New solo album shows PRiSM’s Al Harlow is more than a spaceship superstar
Rock band PRiSM are proud to be here for the long haul, having made music for over 40 years.
His most enduring hit, that of 1977 Superstar Spaceshipis a Star Wars-influenced song used as a wake-up song for the crew aboard the Space Shuttle Discovery final mission.
Guitarist Al Harlow – who joined PRiSM the year after the song was released – says he continues to be surprised by its enduring success as well as the band’s other hits.
“It’s strange to think you’ve gone down in the history books,” he said. “Sometimes when I’m shopping in a supermarket late at night, I hear one of our songs coming through the music system and I’m like, ‘Well, that sounds familiar. Oh, it’s me. “
On the coast12:08PRiSM Rocks Al Harlow’s New Solo Album
Harlow is not one to rest on the band’s laurels. He continues to make music and his new solo album, Al Harlow: NOW , was released on Monday. What is the source of its longevity?
“That’s what I call the too-stupid-to-quit philosophy,” he joked. “If you stick with it, you’ll keep doing it.”
PRiSM proved to be a launching pad for other successful musical careers.
Drummer Jim Vallance, who wrote Superstar Spaceship, formed a successful songwriting partnership with Bryan Adams. He also wrote songs for artists like Aerosmith, Heart and Roger Daltrey.

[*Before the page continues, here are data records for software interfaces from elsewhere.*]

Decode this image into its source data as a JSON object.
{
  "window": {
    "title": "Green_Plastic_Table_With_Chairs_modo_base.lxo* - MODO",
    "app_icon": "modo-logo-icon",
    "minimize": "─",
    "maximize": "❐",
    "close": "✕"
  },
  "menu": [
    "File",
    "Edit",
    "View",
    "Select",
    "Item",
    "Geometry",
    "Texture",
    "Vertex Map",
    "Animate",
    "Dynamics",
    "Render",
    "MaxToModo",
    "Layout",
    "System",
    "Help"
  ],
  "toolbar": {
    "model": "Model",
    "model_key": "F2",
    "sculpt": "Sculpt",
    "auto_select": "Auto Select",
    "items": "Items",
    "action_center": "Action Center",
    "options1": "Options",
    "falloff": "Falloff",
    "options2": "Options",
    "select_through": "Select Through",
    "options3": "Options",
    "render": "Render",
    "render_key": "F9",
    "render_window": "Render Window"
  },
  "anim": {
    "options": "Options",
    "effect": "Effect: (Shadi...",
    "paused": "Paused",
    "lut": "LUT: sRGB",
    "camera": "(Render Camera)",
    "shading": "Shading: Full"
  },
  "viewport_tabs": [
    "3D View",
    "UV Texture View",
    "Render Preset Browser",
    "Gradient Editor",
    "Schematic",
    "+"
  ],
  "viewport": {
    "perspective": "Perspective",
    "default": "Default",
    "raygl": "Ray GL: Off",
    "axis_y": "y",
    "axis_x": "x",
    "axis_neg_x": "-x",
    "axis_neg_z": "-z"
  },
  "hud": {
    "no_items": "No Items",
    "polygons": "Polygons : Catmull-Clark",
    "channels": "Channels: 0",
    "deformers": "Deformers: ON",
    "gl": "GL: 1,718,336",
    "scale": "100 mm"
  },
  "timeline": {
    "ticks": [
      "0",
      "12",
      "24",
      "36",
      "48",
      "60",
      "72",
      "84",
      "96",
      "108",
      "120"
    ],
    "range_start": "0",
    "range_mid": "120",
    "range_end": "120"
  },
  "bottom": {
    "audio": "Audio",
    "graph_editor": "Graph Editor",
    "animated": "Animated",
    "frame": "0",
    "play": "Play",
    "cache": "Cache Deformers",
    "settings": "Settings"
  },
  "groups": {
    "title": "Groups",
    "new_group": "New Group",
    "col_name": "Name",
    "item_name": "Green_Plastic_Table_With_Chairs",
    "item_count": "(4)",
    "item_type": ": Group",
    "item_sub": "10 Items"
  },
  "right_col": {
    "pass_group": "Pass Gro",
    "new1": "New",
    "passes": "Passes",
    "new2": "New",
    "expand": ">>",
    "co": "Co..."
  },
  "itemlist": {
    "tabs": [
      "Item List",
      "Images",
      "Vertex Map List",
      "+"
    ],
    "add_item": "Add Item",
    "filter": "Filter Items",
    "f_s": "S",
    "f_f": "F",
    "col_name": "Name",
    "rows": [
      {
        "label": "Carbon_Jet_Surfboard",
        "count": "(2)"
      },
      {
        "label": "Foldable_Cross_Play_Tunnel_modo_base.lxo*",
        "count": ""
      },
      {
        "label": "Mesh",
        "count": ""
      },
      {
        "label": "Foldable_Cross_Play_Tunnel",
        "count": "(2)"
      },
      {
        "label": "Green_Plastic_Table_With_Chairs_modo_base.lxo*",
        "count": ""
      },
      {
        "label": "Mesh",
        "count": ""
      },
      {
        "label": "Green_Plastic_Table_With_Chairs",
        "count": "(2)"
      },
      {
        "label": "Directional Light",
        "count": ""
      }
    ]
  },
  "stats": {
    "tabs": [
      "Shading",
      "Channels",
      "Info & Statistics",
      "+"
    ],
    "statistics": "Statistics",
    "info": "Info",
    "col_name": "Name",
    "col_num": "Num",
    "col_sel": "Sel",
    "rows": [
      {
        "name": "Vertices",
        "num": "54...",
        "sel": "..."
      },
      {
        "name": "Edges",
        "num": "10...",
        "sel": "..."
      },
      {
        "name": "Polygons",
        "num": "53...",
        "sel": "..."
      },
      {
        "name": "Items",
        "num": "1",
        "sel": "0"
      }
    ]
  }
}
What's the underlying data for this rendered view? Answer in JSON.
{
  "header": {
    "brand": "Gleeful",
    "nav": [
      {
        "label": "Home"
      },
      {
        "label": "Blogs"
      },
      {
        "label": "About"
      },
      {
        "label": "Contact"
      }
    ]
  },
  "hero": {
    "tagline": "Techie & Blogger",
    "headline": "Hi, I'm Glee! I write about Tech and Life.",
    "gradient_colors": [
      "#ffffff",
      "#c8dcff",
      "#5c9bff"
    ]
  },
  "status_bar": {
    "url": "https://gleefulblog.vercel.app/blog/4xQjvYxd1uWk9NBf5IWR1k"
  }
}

Bruce Fairbairn produced the band’s early work and went on to produce hit albums for AC/DC, Bon Jovi and Aerosmith.
Harlow wrote or co-wrote eight of the 10 tracks on his new album. Last title of the album, way of the worldwas co-written by Adams and Vallance, whom he describes as “a one-man prince”.
Harlow had performed with PRiSM until the onset of the COVID-19 pandemic. Last spring and summer, the band played a few outdoor dates before COVID-19 restrictions returned. He hopes to get back on the road soon.
Harlow said he’s seen the crowds at his shows evolve over the years. When he meets fans, he finds that the fandom has been passed down from generation to generation.
“I started hearing, ‘You know, my older brother and sister put me on your records,’ he said. “Then it became ‘My mom and dad were big fans of you.’ So I’m like, ‘My grandma and grandpa told me all about you.'”
At a time when countless musical styles and genres are available on streaming services, Harlow’s approach on the new album was to play to his strengths and make what he calls “a straight-ahead rock album.” .
“I say anything goes, so let’s do what we do and do what we do best,” he said.
More information on Al Harlow: NOW can be found on the Harlow website.